The Obama administration has warned Beijing that its law enforcement personnel do not have permission to operate in the United States without notifying the proper authorities, according to a spokesperson.
Officials did not cite a particular case but U.S. State Department Deputy Spokesperson Mark Toner released a statement Sunday saying there are specific rules that foreign law enforcement agents must follow in order to work within the U.S.
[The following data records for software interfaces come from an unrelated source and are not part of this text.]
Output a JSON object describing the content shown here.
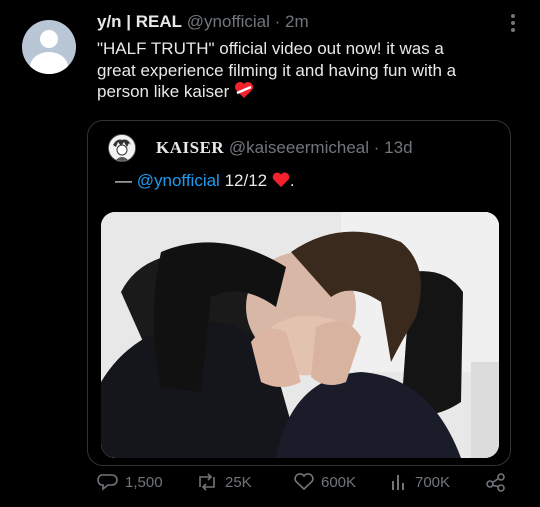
{
  "tweet": {
    "display_name": "y/n | REAL",
    "handle": "@ynofficial",
    "separator": "·",
    "time": "2m",
    "text_line1": "\"HALF TRUTH\" official video out now! it was a",
    "text_line2": "great experience filming it and having fun with a",
    "text_line3": "person like kaiser",
    "emoji": "heart-ribbon-emoji"
  },
  "quote": {
    "display_name": "KAISER",
    "handle": "@kaiseeermicheal",
    "separator": "·",
    "time": "13d",
    "dash": "—",
    "mention": "@ynofficial",
    "text_after": "12/12",
    "end": ".",
    "media": "photo"
  },
  "actions": {
    "replies": "1,500",
    "retweets": "25K",
    "likes": "600K",
    "views": "700K"
  },
  "colors": {
    "background": "#000000",
    "text": "#e7e9ea",
    "muted": "#71767b",
    "link": "#1d9bf0",
    "heart": "#f4212e",
    "border": "#2f3336"
  }
}
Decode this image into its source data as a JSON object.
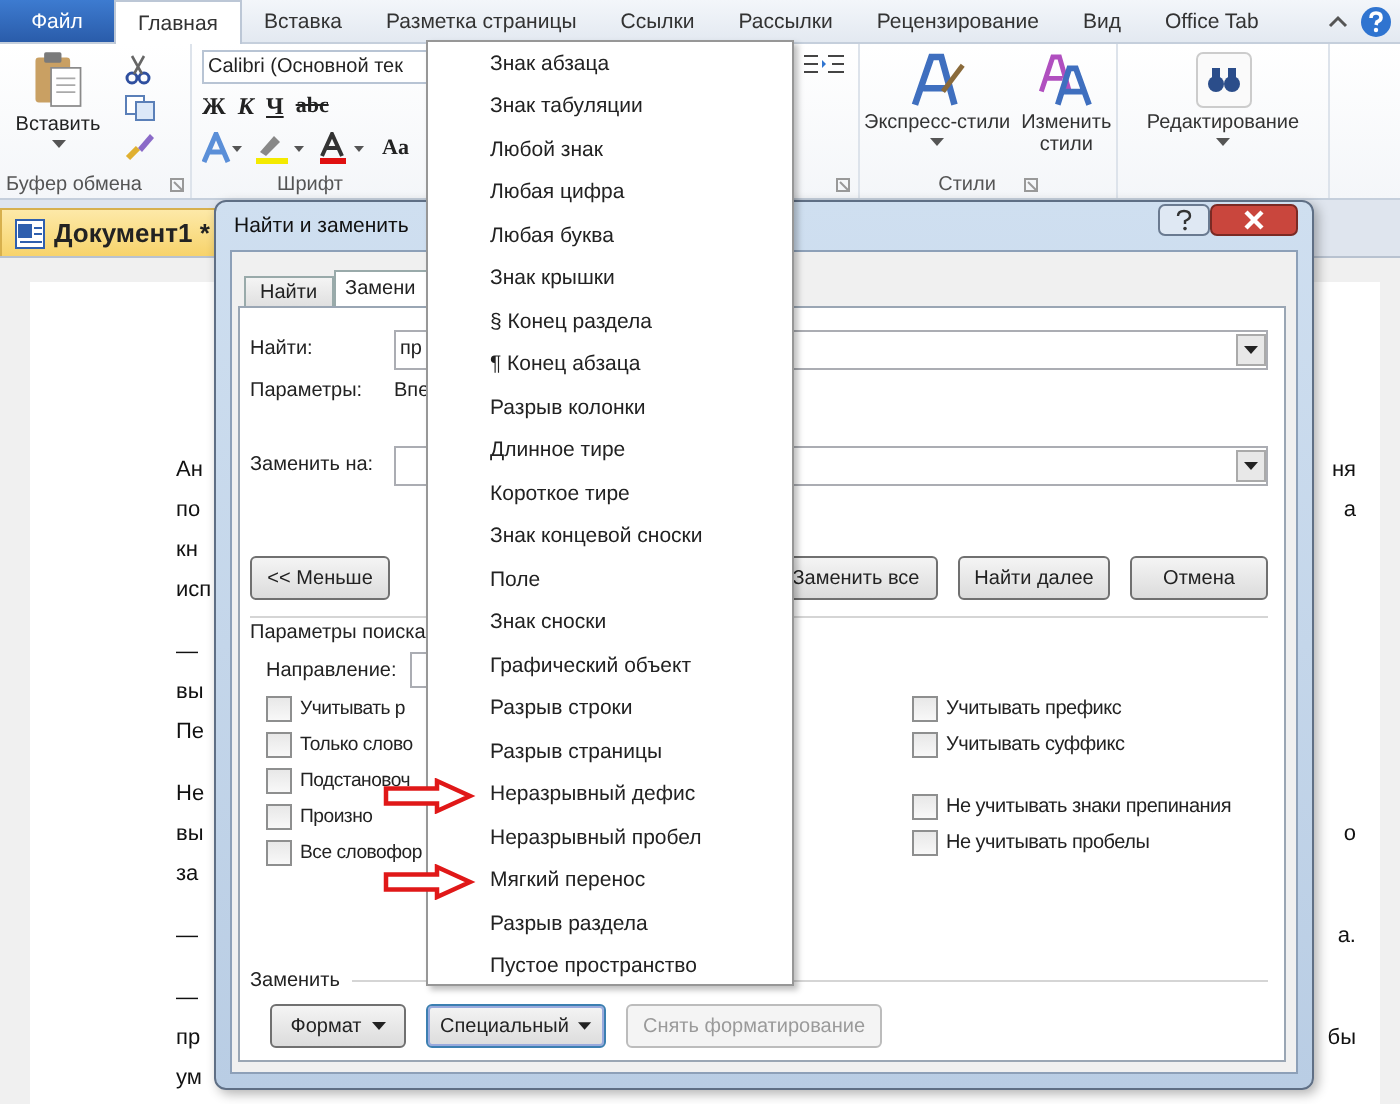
{
  "ribbon_tabs": [
    {
      "label": "Файл",
      "kind": "file",
      "selected": false
    },
    {
      "label": "Главная",
      "kind": "tab",
      "selected": true
    },
    {
      "label": "Вставка",
      "kind": "tab",
      "selected": false
    },
    {
      "label": "Разметка страницы",
      "kind": "tab",
      "selected": false
    },
    {
      "label": "Ссылки",
      "kind": "tab",
      "selected": false
    },
    {
      "label": "Рассылки",
      "kind": "tab",
      "selected": false
    },
    {
      "label": "Рецензирование",
      "kind": "tab",
      "selected": false
    },
    {
      "label": "Вид",
      "kind": "tab",
      "selected": false
    },
    {
      "label": "Office Tab",
      "kind": "tab",
      "selected": false
    }
  ],
  "ribbon": {
    "clipboard": {
      "paste": "Вставить",
      "group": "Буфер обмена"
    },
    "font": {
      "font_name": "Calibri (Основной тек",
      "format_buttons": [
        "Ж",
        "К",
        "Ч",
        "abc"
      ],
      "case_button": "Aa",
      "group": "Шрифт"
    },
    "styles": {
      "buttons": [
        "Экспресс-стили",
        "Изменить стили"
      ],
      "group": "Стили"
    },
    "editing": {
      "button": "Редактирование"
    }
  },
  "document_tab": {
    "title": "Документ1 *"
  },
  "document": {
    "paragraphs": [
      [
        {
          "left": "Ан",
          "right": "ня"
        },
        {
          "left": "по",
          "right": "а"
        },
        {
          "left": "кн"
        },
        {
          "left": "исп"
        }
      ],
      [
        {
          "left": "—"
        },
        {
          "left": "вы"
        },
        {
          "left": "Пе"
        }
      ],
      [
        {
          "left": "Не"
        },
        {
          "left": "вы",
          "right": "о"
        },
        {
          "left": "за"
        }
      ],
      [
        {
          "left": "—",
          "right": "а."
        }
      ],
      [
        {
          "left": "—"
        },
        {
          "left": "пр",
          "right": "бы"
        },
        {
          "left": "ум"
        }
      ]
    ]
  },
  "dialog": {
    "title": "Найти и заменить",
    "tabs": [
      {
        "label": "Найти",
        "selected": false
      },
      {
        "label": "Замени",
        "selected": true
      }
    ],
    "find": {
      "label": "Найти:",
      "value": "пр"
    },
    "options": {
      "label": "Параметры:",
      "value": "Впе"
    },
    "replace": {
      "label": "Заменить на:"
    },
    "less_button": "<< Меньше",
    "action_buttons": [
      "Заменить все",
      "Найти далее",
      "Отмена"
    ],
    "search_options_label": "Параметры поиска",
    "direction_label": "Направление:",
    "left_checks": [
      {
        "label": "Учитывать р",
        "checked": false
      },
      {
        "label": "Только слово",
        "checked": false
      },
      {
        "label": "Подстановоч",
        "checked": false
      },
      {
        "label": "Произно",
        "checked": false
      },
      {
        "label": "Все словофор",
        "checked": false
      }
    ],
    "right_checks": [
      {
        "label": "Учитывать префикс",
        "checked": false
      },
      {
        "label": "Учитывать суффикс",
        "checked": false
      },
      {
        "label": "Не учитывать знаки препинания",
        "checked": false
      },
      {
        "label": "Не учитывать пробелы",
        "checked": false
      }
    ],
    "replace_section": "Заменить",
    "bottom_buttons": [
      {
        "label": "Формат",
        "disabled": false,
        "dropdown": true
      },
      {
        "label": "Специальный",
        "disabled": false,
        "dropdown": true
      },
      {
        "label": "Снять форматирование",
        "disabled": true,
        "dropdown": false
      }
    ]
  },
  "special_menu": [
    {
      "label": "Знак абзаца",
      "annotated": false
    },
    {
      "label": "Знак табуляции",
      "annotated": false
    },
    {
      "label": "Любой знак",
      "annotated": false
    },
    {
      "label": "Любая цифра",
      "annotated": false
    },
    {
      "label": "Любая буква",
      "annotated": false
    },
    {
      "label": "Знак крышки",
      "annotated": false
    },
    {
      "label": "§ Конец раздела",
      "annotated": false
    },
    {
      "label": "¶ Конец абзаца",
      "annotated": false
    },
    {
      "label": "Разрыв колонки",
      "annotated": false
    },
    {
      "label": "Длинное тире",
      "annotated": false
    },
    {
      "label": "Короткое тире",
      "annotated": false
    },
    {
      "label": "Знак концевой сноски",
      "annotated": false
    },
    {
      "label": "Поле",
      "annotated": false
    },
    {
      "label": "Знак сноски",
      "annotated": false
    },
    {
      "label": "Графический объект",
      "annotated": false
    },
    {
      "label": "Разрыв строки",
      "annotated": false
    },
    {
      "label": "Разрыв страницы",
      "annotated": false
    },
    {
      "label": "Неразрывный дефис",
      "annotated": true
    },
    {
      "label": "Неразрывный пробел",
      "annotated": false
    },
    {
      "label": "Мягкий перенос",
      "annotated": true
    },
    {
      "label": "Разрыв раздела",
      "annotated": false
    },
    {
      "label": "Пустое пространство",
      "annotated": false
    }
  ]
}
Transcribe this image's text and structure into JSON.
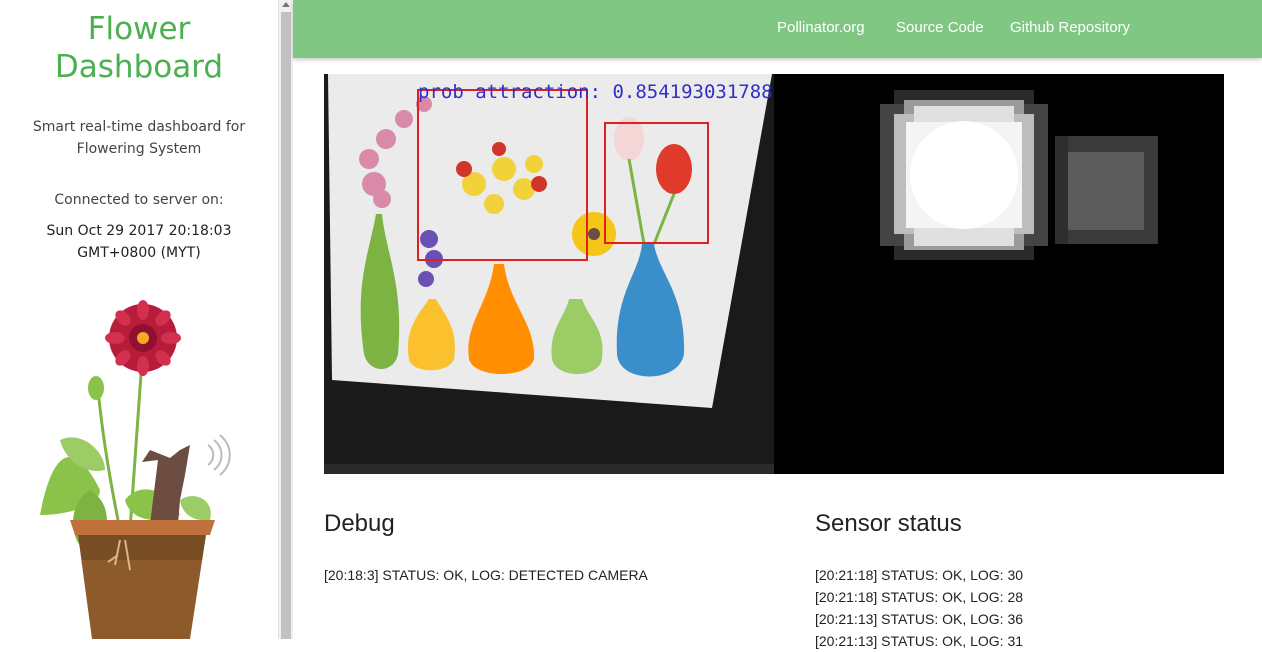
{
  "sidebar": {
    "title_line1": "Flower",
    "title_line2": "Dashboard",
    "subtitle_line1": "Smart real-time dashboard for",
    "subtitle_line2": "Flowering System",
    "connected_label": "Connected to server on:",
    "server_time_line1": "Sun Oct 29 2017 20:18:03",
    "server_time_line2": "GMT+0800 (MYT)"
  },
  "navbar": {
    "links": [
      "Pollinator.org",
      "Source Code",
      "Github Repository"
    ]
  },
  "camera": {
    "annotation": "prob attraction: 0.854193031788"
  },
  "debug": {
    "title": "Debug",
    "lines": [
      "[20:18:3] STATUS: OK, LOG: DETECTED CAMERA"
    ]
  },
  "sensor": {
    "title": "Sensor status",
    "lines": [
      "[20:21:18] STATUS: OK, LOG: 30",
      "[20:21:18] STATUS: OK, LOG: 28",
      "[20:21:13] STATUS: OK, LOG: 36",
      "[20:21:13] STATUS: OK, LOG: 31"
    ]
  },
  "colors": {
    "accent": "#4caf50",
    "navbar": "#81c784",
    "detection_box": "#e02020"
  }
}
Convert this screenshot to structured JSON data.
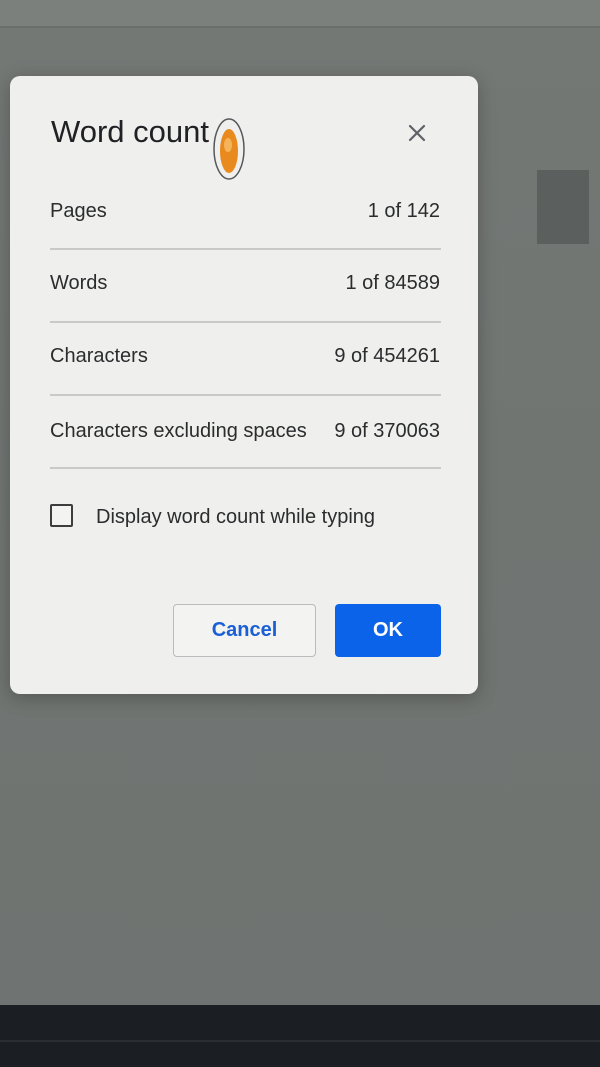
{
  "dialog": {
    "title": "Word count",
    "close_icon": "close-icon",
    "stats": [
      {
        "label": "Pages",
        "value": "1 of 142"
      },
      {
        "label": "Words",
        "value": "1 of 84589"
      },
      {
        "label": "Characters",
        "value": "9 of 454261"
      },
      {
        "label": "Characters excluding spaces",
        "value": "9 of 370063"
      }
    ],
    "checkbox": {
      "label": "Display word count while typing",
      "checked": false
    },
    "buttons": {
      "cancel": "Cancel",
      "ok": "OK"
    }
  },
  "colors": {
    "ok_button": "#0a63e8",
    "cancel_text": "#1a5fd6",
    "dialog_bg": "#efefed",
    "backdrop": "#717572"
  }
}
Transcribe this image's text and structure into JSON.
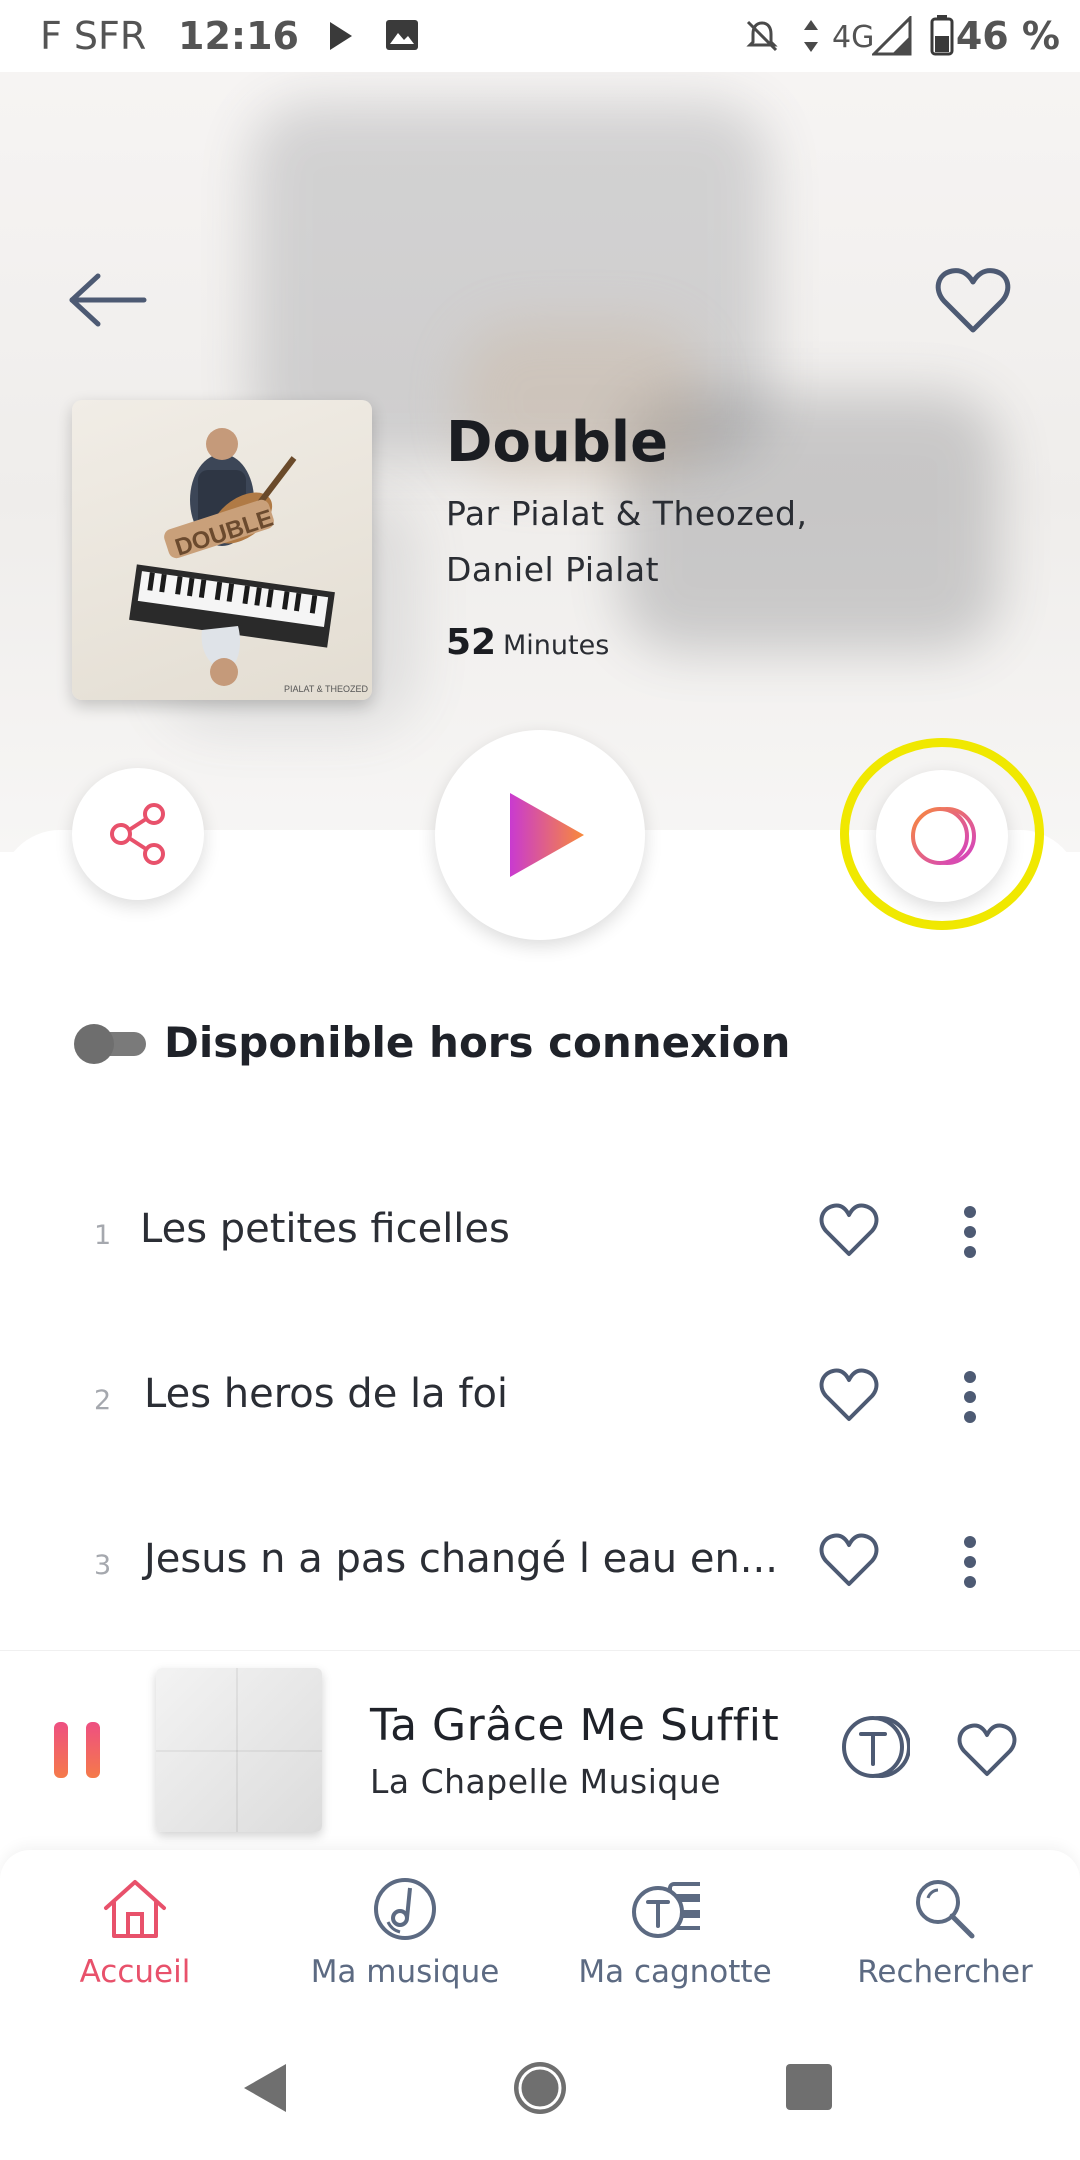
{
  "status_bar": {
    "carrier": "F SFR",
    "time": "12:16",
    "network": "4G",
    "battery": "46 %"
  },
  "album": {
    "title": "Double",
    "artist_line1": "Par Pialat & Theozed,",
    "artist_line2": "Daniel Pialat",
    "duration_value": "52",
    "duration_unit": "Minutes",
    "cover_word": "DOUBLE",
    "cover_credit": "PIALAT & THEOZED"
  },
  "offline": {
    "label": "Disponible hors connexion",
    "enabled": false
  },
  "tracks": [
    {
      "number": "1",
      "title": "Les petites ficelles"
    },
    {
      "number": "2",
      "title": "Les heros de la foi"
    },
    {
      "number": "3",
      "title": "Jesus n a pas changé l eau en..."
    }
  ],
  "now_playing": {
    "title": "Ta Grâce Me Suffit",
    "artist": "La Chapelle Musique",
    "state": "playing"
  },
  "bottom_nav": {
    "items": [
      {
        "label": "Accueil",
        "icon": "home-icon",
        "active": true
      },
      {
        "label": "Ma musique",
        "icon": "music-disc-icon",
        "active": false
      },
      {
        "label": "Ma cagnotte",
        "icon": "coins-icon",
        "active": false
      },
      {
        "label": "Rechercher",
        "icon": "search-icon",
        "active": false
      }
    ]
  },
  "colors": {
    "accent": "#e8516b",
    "gradient_start": "#cf3fd0",
    "gradient_end": "#f7873a",
    "icon_blue": "#4d5a73",
    "highlight": "#f0e800"
  }
}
“While we do not comment on specific cases, generally speaking, foreign law enforcement agents are not permitted to operate within the United States without prior notification to the Attorney General,” said Toner in the statement. “In regards to China, the United States and China regularly engage on law enforcement matters of mutual concern, including fugitives and anti-corruption, through the U.S.-China Joint Liaison Group on Law Enforcement Cooperation (JLG).
“We continue to emphasize to People’s Republic of China officials that it is incumbent on them to provide U.S. officials with significant, clear, and convincing evidence to allow our law enforcement agencies to proceed with investigations, removals, and prosecutions of fugitives,” said Toner.
According to U.S. officials cited by the newspaper, the agents, working undercover for China’s Ministry of Public Security, were likely entering the United States on trade or tourist visas and using “various strong-arm tactics” to pressure expatriates to go back home.
Such tactics included threats against relatives in China, and had intensified in recent months, the officials told the Times.
Those being sought by China are believed to be prominent expatriates, some wanted for economic corruption or for what China considers political crimes, the New York Times reported.
The Beijing government has dubbed the initiative Operation Fox Hunt, and claims it is part of renewed efforts to stamp out corruption in the communist country. According to the Times, the Ministry of Public Security says that more than 930 corruption suspects had been returned to China from all over the world since the beginning of 2014. It is not clear how many returned from the United States, nor is it clear how many Chinese expatriates in the U.S. are currently being sought by Beijing.
Chinese President Xi Jinping is scheduled to make his first state visit to the United States next month as the countries seek to resolve tensions over such issues as trade, human rights and hacking.
The State Department did not immediately respond to a request for comment.